• Activity:
Present the data once more in exactly its original form.

• Data for this exercise:
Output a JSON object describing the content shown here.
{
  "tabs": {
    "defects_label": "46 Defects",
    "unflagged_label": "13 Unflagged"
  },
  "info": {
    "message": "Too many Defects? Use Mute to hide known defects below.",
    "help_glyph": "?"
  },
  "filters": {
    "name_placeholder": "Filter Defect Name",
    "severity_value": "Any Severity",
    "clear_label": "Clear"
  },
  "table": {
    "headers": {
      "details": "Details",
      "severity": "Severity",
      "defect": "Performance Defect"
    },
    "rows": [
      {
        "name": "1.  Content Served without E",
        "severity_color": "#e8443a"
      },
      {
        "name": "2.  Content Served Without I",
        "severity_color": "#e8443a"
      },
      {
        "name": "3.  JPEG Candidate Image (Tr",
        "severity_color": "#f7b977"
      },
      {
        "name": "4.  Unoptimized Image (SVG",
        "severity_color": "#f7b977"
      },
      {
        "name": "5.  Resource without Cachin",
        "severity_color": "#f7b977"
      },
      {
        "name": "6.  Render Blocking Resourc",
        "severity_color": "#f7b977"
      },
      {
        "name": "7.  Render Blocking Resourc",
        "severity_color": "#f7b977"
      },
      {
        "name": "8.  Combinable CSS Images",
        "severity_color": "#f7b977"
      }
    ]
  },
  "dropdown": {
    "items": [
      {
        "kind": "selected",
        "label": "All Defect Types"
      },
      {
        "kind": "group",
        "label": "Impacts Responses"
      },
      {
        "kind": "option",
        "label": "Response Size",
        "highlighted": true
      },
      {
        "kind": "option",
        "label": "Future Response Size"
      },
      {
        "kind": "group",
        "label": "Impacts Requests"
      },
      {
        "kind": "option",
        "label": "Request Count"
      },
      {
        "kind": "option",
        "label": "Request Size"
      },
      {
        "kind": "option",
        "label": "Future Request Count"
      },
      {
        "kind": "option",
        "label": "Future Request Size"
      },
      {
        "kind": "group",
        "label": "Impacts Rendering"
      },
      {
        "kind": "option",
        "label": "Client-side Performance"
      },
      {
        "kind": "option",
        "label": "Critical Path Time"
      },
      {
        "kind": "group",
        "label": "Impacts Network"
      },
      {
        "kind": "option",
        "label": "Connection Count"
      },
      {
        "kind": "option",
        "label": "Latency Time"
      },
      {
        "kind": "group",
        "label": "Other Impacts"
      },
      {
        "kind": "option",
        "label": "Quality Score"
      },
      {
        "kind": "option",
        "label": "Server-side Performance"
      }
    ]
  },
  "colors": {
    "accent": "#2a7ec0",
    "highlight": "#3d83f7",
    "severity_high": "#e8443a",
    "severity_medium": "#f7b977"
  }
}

• Answer:
Output a JSON object describing the content shown here.
{
  "tabs": {
    "defects_label": "46 Defects",
    "unflagged_label": "13 Unflagged"
  },
  "info": {
    "message": "Too many Defects? Use Mute to hide known defects below.",
    "help_glyph": "?"
  },
  "filters": {
    "name_placeholder": "Filter Defect Name",
    "severity_value": "Any Severity",
    "clear_label": "Clear"
  },
  "table": {
    "headers": {
      "details": "Details",
      "severity": "Severity",
      "defect": "Performance Defect"
    },
    "rows": [
      {
        "name": "1.  Content Served without E",
        "severity_color": "#e8443a"
      },
      {
        "name": "2.  Content Served Without I",
        "severity_color": "#e8443a"
      },
      {
        "name": "3.  JPEG Candidate Image (Tr",
        "severity_color": "#f7b977"
      },
      {
        "name": "4.  Unoptimized Image (SVG",
        "severity_color": "#f7b977"
      },
      {
        "name": "5.  Resource without Cachin",
        "severity_color": "#f7b977"
      },
      {
        "name": "6.  Render Blocking Resourc",
        "severity_color": "#f7b977"
      },
      {
        "name": "7.  Render Blocking Resourc",
        "severity_color": "#f7b977"
      },
      {
        "name": "8.  Combinable CSS Images",
        "severity_color": "#f7b977"
      }
    ]
  },
  "dropdown": {
    "items": [
      {
        "kind": "selected",
        "label": "All Defect Types"
      },
      {
        "kind": "group",
        "label": "Impacts Responses"
      },
      {
        "kind": "option",
        "label": "Response Size",
        "highlighted": true
      },
      {
        "kind": "option",
        "label": "Future Response Size"
      },
      {
        "kind": "group",
        "label": "Impacts Requests"
      },
      {
        "kind": "option",
        "label": "Request Count"
      },
      {
        "kind": "option",
        "label": "Request Size"
      },
      {
        "kind": "option",
        "label": "Future Request Count"
      },
      {
        "kind": "option",
        "label": "Future Request Size"
      },
      {
        "kind": "group",
        "label": "Impacts Rendering"
      },
      {
        "kind": "option",
        "label": "Client-side Performance"
      },
      {
        "kind": "option",
        "label": "Critical Path Time"
      },
      {
        "kind": "group",
        "label": "Impacts Network"
      },
      {
        "kind": "option",
        "label": "Connection Count"
      },
      {
        "kind": "option",
        "label": "Latency Time"
      },
      {
        "kind": "group",
        "label": "Other Impacts"
      },
      {
        "kind": "option",
        "label": "Quality Score"
      },
      {
        "kind": "option",
        "label": "Server-side Performance"
      }
    ]
  },
  "colors": {
    "accent": "#2a7ec0",
    "highlight": "#3d83f7",
    "severity_high": "#e8443a",
    "severity_medium": "#f7b977"
  }
}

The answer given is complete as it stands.